Pleading for her to run away, she heard a voice in her head call out.
“What are you saying? I can't just leave it here to suffer.”
She spun round in search of anyone who could, and might, be able to help. But it was now late at night, and she figured that no one was going to be loitering in the neighbourhood at this hour.
But it's not like I'm dealing with a dog or cat here,
And how can I possibly be the only one who can hear its loud crying?
“Stay here,” she said to the gryphon. “I'll go find someone to help.”
“Whom do you expect to find,” Asked a cold and grave figure that now stood between her and the pathway toward the porch.
“Who are you?” she questioned, her body shaking.
The figure, cloaked in black, failed to respond and only glared back at her through the eye slits of a porcelain mask.
“I'm more curious about whom you think could possibly help,” she heard a more feminine voice say; one which sounded to echo from behind her and up within the apple tree.
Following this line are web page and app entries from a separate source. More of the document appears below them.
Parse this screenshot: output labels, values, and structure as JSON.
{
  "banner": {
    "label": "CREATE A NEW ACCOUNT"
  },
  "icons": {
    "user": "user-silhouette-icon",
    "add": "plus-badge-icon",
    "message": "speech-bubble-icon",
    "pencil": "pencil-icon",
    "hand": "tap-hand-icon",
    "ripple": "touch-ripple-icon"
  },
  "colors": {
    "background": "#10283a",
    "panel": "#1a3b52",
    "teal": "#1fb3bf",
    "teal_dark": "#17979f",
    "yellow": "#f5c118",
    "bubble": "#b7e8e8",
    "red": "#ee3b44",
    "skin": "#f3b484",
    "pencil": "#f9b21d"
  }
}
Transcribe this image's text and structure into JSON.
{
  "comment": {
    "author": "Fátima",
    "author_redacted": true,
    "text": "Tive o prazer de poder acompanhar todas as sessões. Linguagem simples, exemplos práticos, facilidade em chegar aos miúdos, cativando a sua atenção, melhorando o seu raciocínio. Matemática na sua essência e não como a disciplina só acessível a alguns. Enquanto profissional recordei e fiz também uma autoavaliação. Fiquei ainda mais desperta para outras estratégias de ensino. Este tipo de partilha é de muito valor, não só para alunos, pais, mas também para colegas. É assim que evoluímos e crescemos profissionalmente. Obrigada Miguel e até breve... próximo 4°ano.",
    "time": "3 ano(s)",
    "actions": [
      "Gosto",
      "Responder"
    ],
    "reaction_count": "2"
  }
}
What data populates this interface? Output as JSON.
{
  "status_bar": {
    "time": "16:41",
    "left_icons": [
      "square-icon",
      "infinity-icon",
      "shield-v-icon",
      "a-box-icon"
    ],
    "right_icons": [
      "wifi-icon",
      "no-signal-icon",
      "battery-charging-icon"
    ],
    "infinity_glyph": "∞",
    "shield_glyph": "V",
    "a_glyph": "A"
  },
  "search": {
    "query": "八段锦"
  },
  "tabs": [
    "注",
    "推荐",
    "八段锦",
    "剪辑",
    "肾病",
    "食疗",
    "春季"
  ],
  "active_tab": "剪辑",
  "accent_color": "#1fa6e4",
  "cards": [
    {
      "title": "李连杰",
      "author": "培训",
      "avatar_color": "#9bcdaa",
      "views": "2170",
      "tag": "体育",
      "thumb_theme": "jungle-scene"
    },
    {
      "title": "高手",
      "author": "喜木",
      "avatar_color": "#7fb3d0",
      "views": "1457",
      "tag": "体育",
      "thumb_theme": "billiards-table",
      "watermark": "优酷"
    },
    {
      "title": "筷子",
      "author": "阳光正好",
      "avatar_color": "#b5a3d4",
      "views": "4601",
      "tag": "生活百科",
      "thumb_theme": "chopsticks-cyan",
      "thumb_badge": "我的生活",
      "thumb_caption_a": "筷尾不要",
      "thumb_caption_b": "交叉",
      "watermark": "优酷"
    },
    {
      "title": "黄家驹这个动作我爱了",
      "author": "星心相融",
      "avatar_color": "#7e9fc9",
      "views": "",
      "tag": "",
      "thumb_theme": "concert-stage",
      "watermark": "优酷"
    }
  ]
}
When Katherine squinted upward at the tree, she caught sight of a gloomy and gothic, yet slender and delicate looking figure, perched upon one of its many branches. This bewitching and unusual creature then pounced, landing gracefully before Katherine and the gryphon. Next, this lustful looking demon removed her cowl in the moonlight to reveal a pair of black horns that protruded from out of the forehead, and brandished before Katherine a series of long piercing fingertips from beneath the sleeves of her tattered cloak.